"We've done quite a bit of work that has established a significant association between domestic violence and a range of long-term health ailments," said Matt Breiding, a behavioral scientist with the CDC. "We have not only documented both the long-term and near-term outcomes, but also found them to be significant."
The video showing professional football player Ray Rice punching his then-fiancee Janay Palmer has put a spotlight on domestic violence, which in the United States is still shamefully high. Some 31.5 percent of women have been a victim of it at some point in their life, according to recent estimates by the CDC. But, according to Brieding, it isn't all that surprising to those who have worked in the field. "These numbers might be surprising to the public, but they aren't that surprising to us," he said. "Similar numbers emerged 20 years ago, in the mid 1990s."
While women aren't the only victims of such abuses, they are significantly more likely than men to be victimized by current or former intimate partners—women account for 85 percent of spouse abuse victims and 86 percent of victims of abuse by a boyfriend or girlfriend, according to data compiled by Futures Without Violence. The CDC report estimated that each year, domestic violence results in 1,200 deaths and 2 million injuries among women and nearly 600,000 among men.

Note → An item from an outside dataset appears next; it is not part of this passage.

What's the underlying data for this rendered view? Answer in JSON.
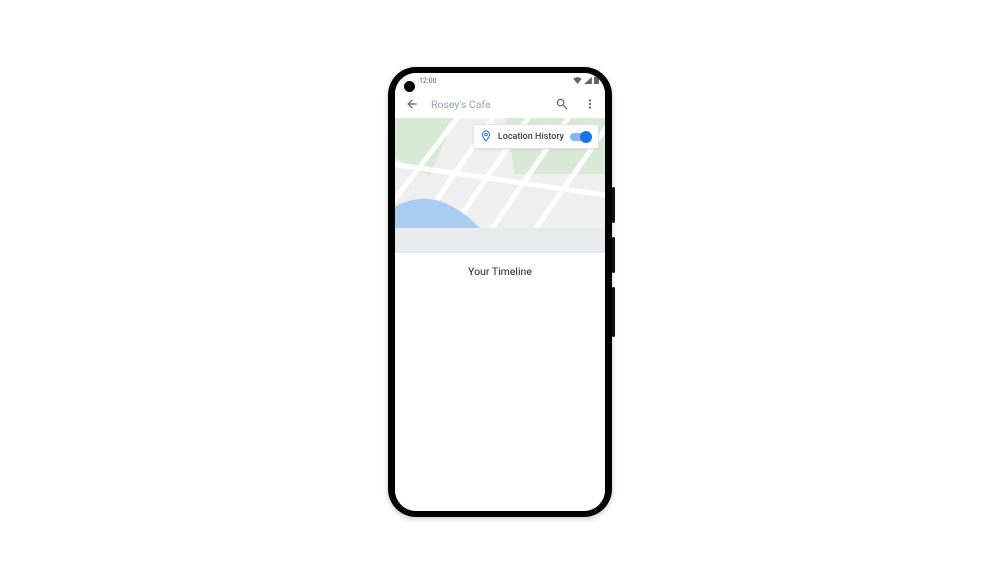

The long-term health consequences of domestic violence mean that long after a victim has tried to move on, the effect of the abuse can persist. Stroke, heart disease, and asthma are among the chronic ailments most highly correlated with incidents of domestic abuse, but they are merely a few of the many diseases and disabilities that might surface later in life, according to Brieding.